How delightful did each well-known spot appear to me as I drew near and recognized its familiar feature! how fondly did I gaze upon each hill, each tree, which I had visited and loved in earlier days! with what a mixed feeling of gratitude, of pain, and pleasure, did I recline upon the soft grass, and, gazing on the city, pass in review the scenes and events which had occurred there, and in which I had been an actress! I have known many pleasures in the course of my life, but I count the return to one’s country, after a long absence, as one of the purest and most satisfactory. I am not aware if the having left it with the shame of crime could destroy this delight; but I, who left mine with the feeling of disappointment and vexation, felt that it, at least, had no power to make my pleasure less; for the first few days of my return—during which I visited every old haunt, and every spot to which was attached a recollection—were perfectly happy.
A VERY FINE CAT.
Age creeps upon us all imperceptibly, and we are long before we can bring ourselves to confess that we are growing old: even when we say so, we flatter ourselves that we are yet strong and hearty, and have many years in store to live before we reach our resting-place. We may however generally discover we are no longer young by comparing the different effects produced on us by the same events at various periods of our existence; and if we find that we cease to attribute to them the same consequence with which we once invested them, we shall not be far wrong in looking upon our change of opinion as one of the proofs of our first youth being over. As I write these Memoirs, I cannot forbear smiling at many things to which, at the time they were acting, I attached a vast deal of importance. I remember, as if it were only yesterday, my first entrance into the streets of Caneville after my long absence abroad. I recollect, with wonderful accuracy, my having selected my most showy dress, my most fashionable mantle, my most delightful bonnet, with which to astonish the weak minds of the inhabitants of my native city. I remember glancing round with pride at Snubbini, who had put on his richest suit of livery, and who was strutting along with his gold-headed staff under his arm, and his nose straight before him. I remember, too, the satisfaction I experienced when, on drawing near my house, one of my former neighbours, who was reputed the richest and proudest Cat of the quarter, drew aside to let me pass, and made me a profound bow as I swept by!
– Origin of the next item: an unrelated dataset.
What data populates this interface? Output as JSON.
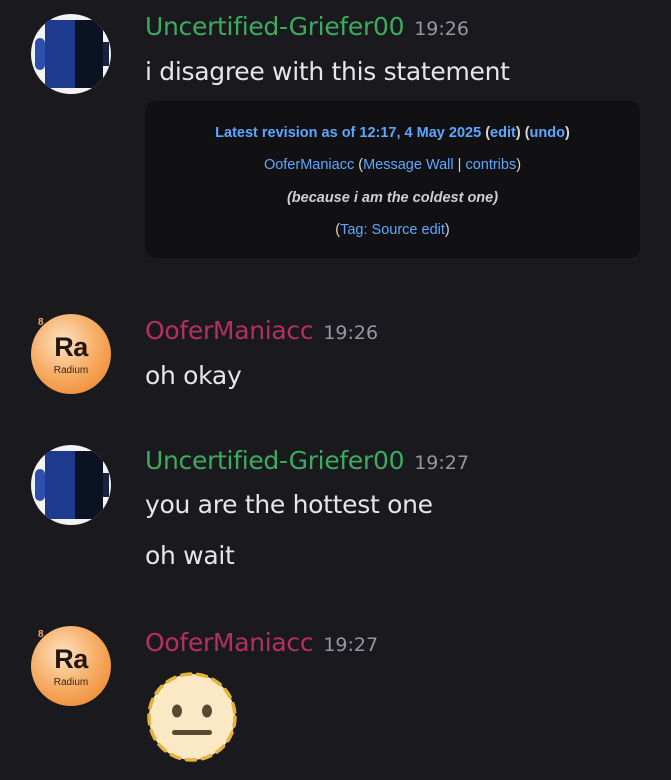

I think I have learnt to be wiser since that time, and to appreciate things as they are, not by what they seem. It is long before vanity can be eradicated from the heart; but I do believe I managed to root out some of mine before my pretensions to youth and beauty were entirely departed. Solitary thought and study, stolen from the gaieties of the world, have taught me great truths; they have proved to me the more vividly the goodness of my deceased cousin, and the wisdom of her counsels. I have again aimed at being useful to my fellow-creatures; and although I have often failed, I have sometimes succeeded, and one success, in such a pursuit, outweighs a thousand failures. If I can only impress this truth upon one out of, I hope, my many readers, there may be some good even in a Cat’s Tale.